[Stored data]
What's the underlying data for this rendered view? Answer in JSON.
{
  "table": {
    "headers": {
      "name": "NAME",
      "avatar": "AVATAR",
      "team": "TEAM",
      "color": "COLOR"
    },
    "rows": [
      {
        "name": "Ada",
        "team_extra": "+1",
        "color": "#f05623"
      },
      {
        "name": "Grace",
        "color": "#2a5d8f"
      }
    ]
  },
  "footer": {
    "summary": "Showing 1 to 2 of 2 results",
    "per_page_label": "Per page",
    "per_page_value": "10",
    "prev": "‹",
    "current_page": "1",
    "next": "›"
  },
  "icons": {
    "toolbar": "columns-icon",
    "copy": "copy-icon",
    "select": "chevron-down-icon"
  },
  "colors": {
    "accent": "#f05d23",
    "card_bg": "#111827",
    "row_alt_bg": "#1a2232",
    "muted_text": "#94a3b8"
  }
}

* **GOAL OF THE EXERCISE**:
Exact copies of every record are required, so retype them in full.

* **COMPLETED TASK**:
What's the underlying data for this rendered view? Answer in JSON.
{
  "table": {
    "headers": {
      "name": "NAME",
      "avatar": "AVATAR",
      "team": "TEAM",
      "color": "COLOR"
    },
    "rows": [
      {
        "name": "Ada",
        "team_extra": "+1",
        "color": "#f05623"
      },
      {
        "name": "Grace",
        "color": "#2a5d8f"
      }
    ]
  },
  "footer": {
    "summary": "Showing 1 to 2 of 2 results",
    "per_page_label": "Per page",
    "per_page_value": "10",
    "prev": "‹",
    "current_page": "1",
    "next": "›"
  },
  "icons": {
    "toolbar": "columns-icon",
    "copy": "copy-icon",
    "select": "chevron-down-icon"
  },
  "colors": {
    "accent": "#f05d23",
    "card_bg": "#111827",
    "row_alt_bg": "#1a2232",
    "muted_text": "#94a3b8"
  }
}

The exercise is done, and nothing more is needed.